Exercise description: Every line in the records below with the string "chevron" needs to be copied out.

Input records:
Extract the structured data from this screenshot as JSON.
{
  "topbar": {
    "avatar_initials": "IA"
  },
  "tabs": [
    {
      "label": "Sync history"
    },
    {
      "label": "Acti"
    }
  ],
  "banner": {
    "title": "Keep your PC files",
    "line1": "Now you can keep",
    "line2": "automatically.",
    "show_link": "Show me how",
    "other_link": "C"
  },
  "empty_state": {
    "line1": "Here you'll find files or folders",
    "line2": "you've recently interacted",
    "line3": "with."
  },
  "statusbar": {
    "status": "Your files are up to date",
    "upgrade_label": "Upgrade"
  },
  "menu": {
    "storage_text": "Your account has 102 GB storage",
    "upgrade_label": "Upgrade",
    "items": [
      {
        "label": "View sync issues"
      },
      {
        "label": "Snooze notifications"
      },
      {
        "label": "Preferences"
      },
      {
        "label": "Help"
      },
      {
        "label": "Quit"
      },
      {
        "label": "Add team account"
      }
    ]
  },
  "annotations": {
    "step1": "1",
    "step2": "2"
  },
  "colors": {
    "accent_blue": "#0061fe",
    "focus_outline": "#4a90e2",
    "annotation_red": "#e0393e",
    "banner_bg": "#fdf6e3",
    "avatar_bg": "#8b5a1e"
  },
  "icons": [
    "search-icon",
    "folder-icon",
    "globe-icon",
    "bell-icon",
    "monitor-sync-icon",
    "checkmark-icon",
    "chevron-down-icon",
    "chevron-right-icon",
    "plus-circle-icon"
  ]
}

Completed task:
    "chevron-down-icon",
    "chevron-right-icon",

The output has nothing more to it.